0
$\begingroup$

I see the questions of why a galvanic cell needs a salt bridge and why a electrolytic cell doesn't need a salt bridge being answered separately but I still can't grasp why you are not allowed to mix or interchange the reasons of the two. Can someone explain why both cells are set up in that way and provide a comparison?

From what I've read, it has to do with some of the following differences but I can't seem to put it together into a common picture.

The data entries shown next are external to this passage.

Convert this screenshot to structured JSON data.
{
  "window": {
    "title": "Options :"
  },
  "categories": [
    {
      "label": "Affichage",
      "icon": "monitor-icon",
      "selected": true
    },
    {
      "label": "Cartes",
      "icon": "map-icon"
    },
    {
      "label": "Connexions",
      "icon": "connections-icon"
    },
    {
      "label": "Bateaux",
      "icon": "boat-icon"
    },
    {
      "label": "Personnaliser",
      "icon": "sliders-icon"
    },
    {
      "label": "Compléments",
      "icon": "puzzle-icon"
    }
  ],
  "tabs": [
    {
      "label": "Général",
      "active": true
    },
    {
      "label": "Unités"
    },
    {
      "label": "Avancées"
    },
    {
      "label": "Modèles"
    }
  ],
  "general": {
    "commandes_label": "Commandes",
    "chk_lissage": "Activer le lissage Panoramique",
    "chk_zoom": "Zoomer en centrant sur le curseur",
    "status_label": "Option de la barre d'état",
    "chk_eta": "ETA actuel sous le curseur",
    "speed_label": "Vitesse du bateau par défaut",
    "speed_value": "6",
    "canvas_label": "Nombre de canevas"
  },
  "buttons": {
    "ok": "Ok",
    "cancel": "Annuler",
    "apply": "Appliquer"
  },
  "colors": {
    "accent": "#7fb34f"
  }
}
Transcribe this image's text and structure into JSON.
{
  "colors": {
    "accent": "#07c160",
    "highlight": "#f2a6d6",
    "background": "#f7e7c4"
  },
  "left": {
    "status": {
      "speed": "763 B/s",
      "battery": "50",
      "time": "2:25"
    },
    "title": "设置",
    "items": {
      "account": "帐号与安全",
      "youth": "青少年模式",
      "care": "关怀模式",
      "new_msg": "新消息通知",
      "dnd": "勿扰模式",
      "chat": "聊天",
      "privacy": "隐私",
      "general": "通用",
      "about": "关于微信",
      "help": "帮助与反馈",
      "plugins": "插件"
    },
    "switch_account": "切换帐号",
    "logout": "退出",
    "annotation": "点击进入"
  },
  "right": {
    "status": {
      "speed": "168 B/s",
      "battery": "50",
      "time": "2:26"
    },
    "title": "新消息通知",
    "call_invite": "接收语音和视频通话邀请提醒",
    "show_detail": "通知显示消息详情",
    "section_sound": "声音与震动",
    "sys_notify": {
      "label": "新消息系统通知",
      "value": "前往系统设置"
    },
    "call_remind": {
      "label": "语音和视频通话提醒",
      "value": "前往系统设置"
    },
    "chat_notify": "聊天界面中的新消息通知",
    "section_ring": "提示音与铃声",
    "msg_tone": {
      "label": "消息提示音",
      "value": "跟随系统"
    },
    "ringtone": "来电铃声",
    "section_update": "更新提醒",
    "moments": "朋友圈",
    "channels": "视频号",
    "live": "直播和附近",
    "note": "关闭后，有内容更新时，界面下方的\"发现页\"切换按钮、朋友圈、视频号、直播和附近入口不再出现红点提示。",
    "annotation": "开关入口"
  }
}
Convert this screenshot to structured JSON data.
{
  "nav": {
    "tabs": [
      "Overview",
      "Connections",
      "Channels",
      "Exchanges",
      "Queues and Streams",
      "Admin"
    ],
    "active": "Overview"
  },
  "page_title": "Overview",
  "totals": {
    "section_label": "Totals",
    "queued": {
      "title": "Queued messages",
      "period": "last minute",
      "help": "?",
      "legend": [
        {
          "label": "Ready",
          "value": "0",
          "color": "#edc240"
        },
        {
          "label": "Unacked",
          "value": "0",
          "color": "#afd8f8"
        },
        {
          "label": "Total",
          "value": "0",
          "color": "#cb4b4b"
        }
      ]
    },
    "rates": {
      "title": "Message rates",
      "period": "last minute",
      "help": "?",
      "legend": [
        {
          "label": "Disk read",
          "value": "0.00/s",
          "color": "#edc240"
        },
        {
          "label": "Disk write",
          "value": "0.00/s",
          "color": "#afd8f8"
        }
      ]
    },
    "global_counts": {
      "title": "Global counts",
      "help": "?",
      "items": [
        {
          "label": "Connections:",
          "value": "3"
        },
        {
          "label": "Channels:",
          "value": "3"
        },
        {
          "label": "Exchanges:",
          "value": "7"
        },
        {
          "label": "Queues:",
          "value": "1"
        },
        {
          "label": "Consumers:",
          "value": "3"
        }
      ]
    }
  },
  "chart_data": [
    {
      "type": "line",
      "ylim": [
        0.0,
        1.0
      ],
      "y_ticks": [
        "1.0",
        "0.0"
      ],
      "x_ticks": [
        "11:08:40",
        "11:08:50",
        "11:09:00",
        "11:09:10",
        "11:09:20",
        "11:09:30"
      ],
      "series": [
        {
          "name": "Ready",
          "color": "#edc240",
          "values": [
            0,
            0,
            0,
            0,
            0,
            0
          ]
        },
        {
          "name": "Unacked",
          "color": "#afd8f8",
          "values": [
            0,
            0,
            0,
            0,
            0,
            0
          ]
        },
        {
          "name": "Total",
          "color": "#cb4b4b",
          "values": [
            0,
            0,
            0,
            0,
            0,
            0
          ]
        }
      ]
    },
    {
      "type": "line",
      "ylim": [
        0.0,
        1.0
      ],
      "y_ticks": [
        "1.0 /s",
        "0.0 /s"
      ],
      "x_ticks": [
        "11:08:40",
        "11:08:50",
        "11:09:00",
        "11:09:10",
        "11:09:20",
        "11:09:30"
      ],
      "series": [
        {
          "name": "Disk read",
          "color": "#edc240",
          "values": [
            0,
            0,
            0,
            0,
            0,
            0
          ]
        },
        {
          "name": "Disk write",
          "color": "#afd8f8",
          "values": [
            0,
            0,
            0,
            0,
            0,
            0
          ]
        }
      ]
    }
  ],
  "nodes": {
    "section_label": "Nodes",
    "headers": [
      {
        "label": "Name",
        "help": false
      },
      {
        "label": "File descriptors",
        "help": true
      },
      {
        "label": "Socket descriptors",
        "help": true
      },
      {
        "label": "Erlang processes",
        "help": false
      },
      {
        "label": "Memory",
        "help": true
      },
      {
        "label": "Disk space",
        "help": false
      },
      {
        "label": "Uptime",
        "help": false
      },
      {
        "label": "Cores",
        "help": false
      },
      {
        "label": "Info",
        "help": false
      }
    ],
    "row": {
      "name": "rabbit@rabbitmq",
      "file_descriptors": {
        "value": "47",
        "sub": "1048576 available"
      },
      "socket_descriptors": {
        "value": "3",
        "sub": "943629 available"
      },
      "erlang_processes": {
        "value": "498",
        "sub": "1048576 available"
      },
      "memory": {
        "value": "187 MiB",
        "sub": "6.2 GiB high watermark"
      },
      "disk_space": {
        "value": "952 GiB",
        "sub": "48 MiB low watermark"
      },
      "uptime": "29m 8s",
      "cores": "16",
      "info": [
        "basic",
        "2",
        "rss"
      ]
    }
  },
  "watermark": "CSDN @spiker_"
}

  1. A galvanic cell needs to prevent electrolyte mixing in order to produce current. Of course electrolytes need to be connected in order to maintain neutrality. But instead of a direct connection such as using the same electrolyte for both electrodes, the electrolytes for the anode and cathode are separated but connected by a salt bridge in order to maintain this neutrality but prevent the electrolyte mixing by having ions pass at a rate not too high. Could someone explain again what electrolyte mixing has to do with the current? Meanwhile since in an electrolytic cell, the chemical reactions are what is being produced the electrolytes can be mixed.
  2. The electron supply in both are different. For a galvanic cell, it is supplied by the species getting oxidized. For an electrolytic cell, the external battery supplies the electrons.
  3. I should also reiterate here how galvanic cells have spontaneous chemical reactions and do not need the external voltage supply while electrolytic cells have nonspontaneous chemical reactions and need the external voltage supply.
  4. For a galvanic cell, the anode is negative while the cathode is positive. For an electrolytic cell, the anode is positive while the cathode is negative. However, it should be noted that by definition an anode always has oxidation while a cathode always has reduction.
  5. It should be noted that the flow of electrons is the same when based on the charge of the electrode. Electrons always move from the negative electrode to the positive electrode. For galvanic cell it is anode to cathode while for an electrolytic cell it is cathode to anode.

It's not like I can't understand the two concepts of the galvanic and electrolytic cells separately. But I want to be able to fully understand the comparison and contrast on why you can't just interchange the two and how their many opposites and differences have something to do with that.

$\endgroup$
3
  • 1
    $\begingroup$ Look at my drawing of a Daniell cell: chemistry.stackexchange.com/a/118744/79678. If you get rid of the salt bridge and just use one beaker with a mixture of the two solutions, then zinc metal will spontaneously be oxidized by the copper ions, thereby wasting the available free energy as heat, instead of getting electrical energy via the external electrode pathway. This is trivially simple to demonstrate: place a zinc metal strip in a copper sulfate solution. Zinc gets oxidized and copper plates out, usually as a poorly adherent coating. $\endgroup$
    – Ed V
    May 19 at 23:38
  • 2
    $\begingroup$ Think of a typical battery cell. If you discharge then it is a galvanic cell, if you are charging it then it is electrolytic cell. Thus your supposition isn't true. $\endgroup$
    – MaxW
    May 20 at 8:50
  • 2
    $\begingroup$ Salt bridges or equivalents keep cells from more or less fast reaching the chemical equilibrium. While electrolysis can be done any time, even for systems in equilibrium, systems in equilibrium do not provide electromotoric power, their voltage is zero. $\endgroup$
    – Poutnik
    May 20 at 9:47

Your Answer

By clicking “Post Your Answer”, you agree to our terms of service, privacy policy and cookie policy

Browse other questions tagged or ask your own question.